Geoffrey Lipman discusses how we are becoming more environmentally responsible tourists

Someone famously said that “an elephant is a very hard thing to define, but if you see one coming down the street you know what it is”. It’s rather the same about sustainability, travel and tourism – we’ve stopped describing it and started to engage it.

Twenty years ago at the 1992 Rio Earth Summit – when the modern approach to sustainable development was set out in Agenda 21 – the focus was on preserving the planet’s resources. For our sector, it was very much about ecotourism that often translated into: “take pictures, leave footprints”.

Back then, our industry was not seen as a major polluter so it was under limited pressure to embrace the new sustainability mindset. The big thing then was notices in hotel bathrooms telling guests to save the planet by not changing their towels every day.

Ten years later at the Johannesburg World Summit on Sustainable Development the mood had shifted from planet to people and poverty. Against the background of the Millennium Development Goals, we moved on to a broader idea of responsible tourism with an emphasis on ensuring that local populations don’t suffer from  tourism’s influx and with a growing focus on creating economic benefits and jobs.

Now after Rio+20 we have seen another “sustainability” shift to green growth – a geopolitical paradigm to respond to the big social, economic, environment and climate challenges of today and the population-driven resource challenges on the horizon. This is not so much a defined set of initiatives, guidelines or even policies, but a multi-decade journey with periodic targets and checkpoints to create sustainable consumption, production and investment patterns for every activity on the planet.

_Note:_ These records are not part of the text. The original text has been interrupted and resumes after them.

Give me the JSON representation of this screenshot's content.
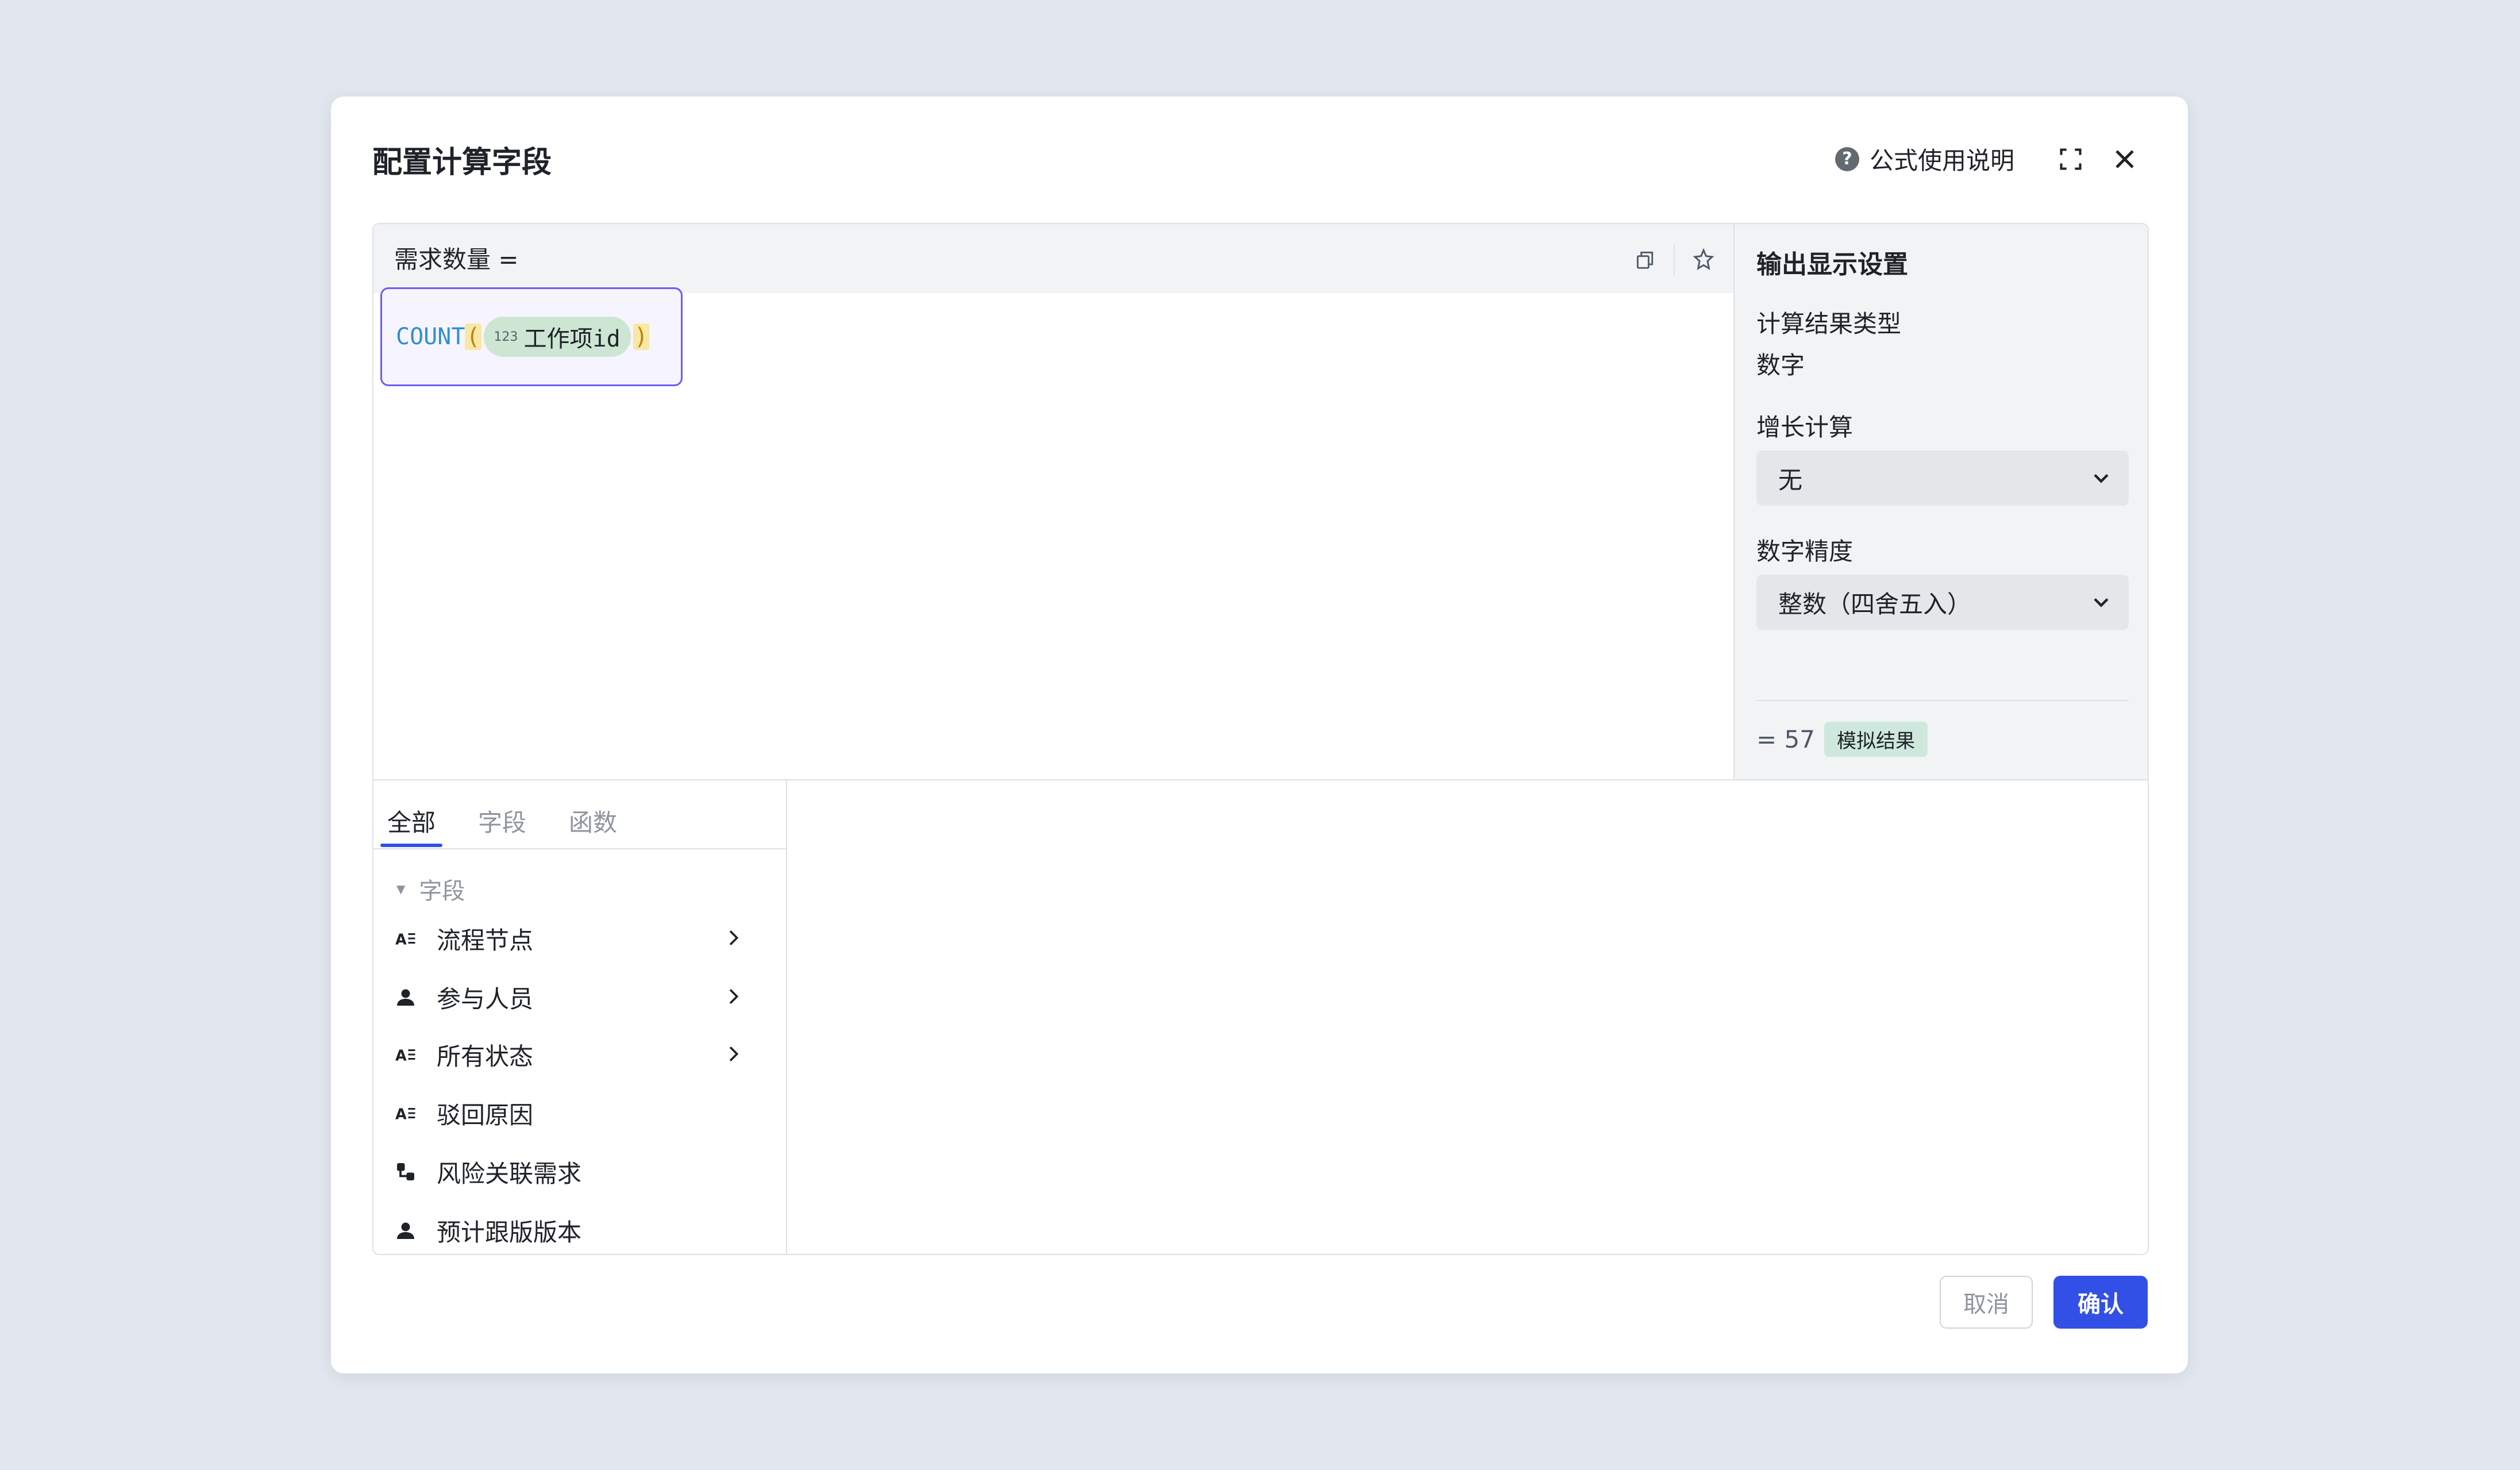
{
  "dialog": {
    "title": "配置计算字段",
    "help_label": "公式使用说明",
    "help_icon": "question-circle-icon",
    "expand_icon": "expand-icon",
    "close_icon": "close-icon"
  },
  "editor": {
    "formula_label": "需求数量 =",
    "function_name": "COUNT",
    "open_paren": "(",
    "close_paren": ")",
    "field_type_icon": "123",
    "field_name": "工作项id",
    "copy_icon": "copy-icon",
    "pin_icon": "pin-icon"
  },
  "settings": {
    "title": "输出显示设置",
    "result_type_label": "计算结果类型",
    "result_type_value": "数字",
    "growth_label": "增长计算",
    "growth_value": "无",
    "precision_label": "数字精度",
    "precision_value": "整数（四舍五入）",
    "result_prefix": "= 57",
    "result_tag": "模拟结果"
  },
  "tabs": [
    {
      "label": "全部",
      "active": true
    },
    {
      "label": "字段",
      "active": false
    },
    {
      "label": "函数",
      "active": false
    }
  ],
  "field_group": {
    "label": "字段",
    "items": [
      {
        "label": "流程节点",
        "icon": "text-field-icon",
        "has_children": true
      },
      {
        "label": "参与人员",
        "icon": "person-icon",
        "has_children": true
      },
      {
        "label": "所有状态",
        "icon": "text-field-icon",
        "has_children": true
      },
      {
        "label": "驳回原因",
        "icon": "text-field-icon",
        "has_children": false
      },
      {
        "label": "风险关联需求",
        "icon": "link-field-icon",
        "has_children": false
      },
      {
        "label": "预计跟版版本",
        "icon": "person-icon",
        "has_children": false
      }
    ]
  },
  "footer": {
    "cancel_label": "取消",
    "confirm_label": "确认"
  },
  "colors": {
    "primary": "#3250e6",
    "formula_border": "#6b5cf6",
    "field_chip": "#cde6d3",
    "paren_highlight": "#fbe7a4"
  }
}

Our industry has also begun to come of age as a mainstream socioeconomic sector, with recognition of its job-creating importance. At the same time, the climate and economic-driven rethink of the last decade has broadened our environmental engagement, highlighting carbon impacts – particularly from transport and old inefficient buildings. It has begun to place increasing attention on local jobs as well as lifestyle impacts. It’s also focusing on renewable energy, biodiversity conservation, resource efficiency and social inclusion.  Visitor impacts are starting to be measured along with visitor benefits.

Eventually, somewhere on this multi-decade transformation journey, sustainable “travelism” – transport, hospitality, travel services and local impacts – will meld with the evolving mainstream societal sustainability. By then, there won’t be notices in hotels saying there’s no need to change the towels in the bathrooms every day – our grandkids will have learned that in school.

Read the Travel & Tourism Competitiveness Report 2013

Author: Geoffrey Lipman is President of the International Council of Tourism Partners and a Member of the Global Agenda Council on new Models of Tourism.

 Image: A cruise is seen as it passes an off-shore wind farm REUTERS/Phil Noble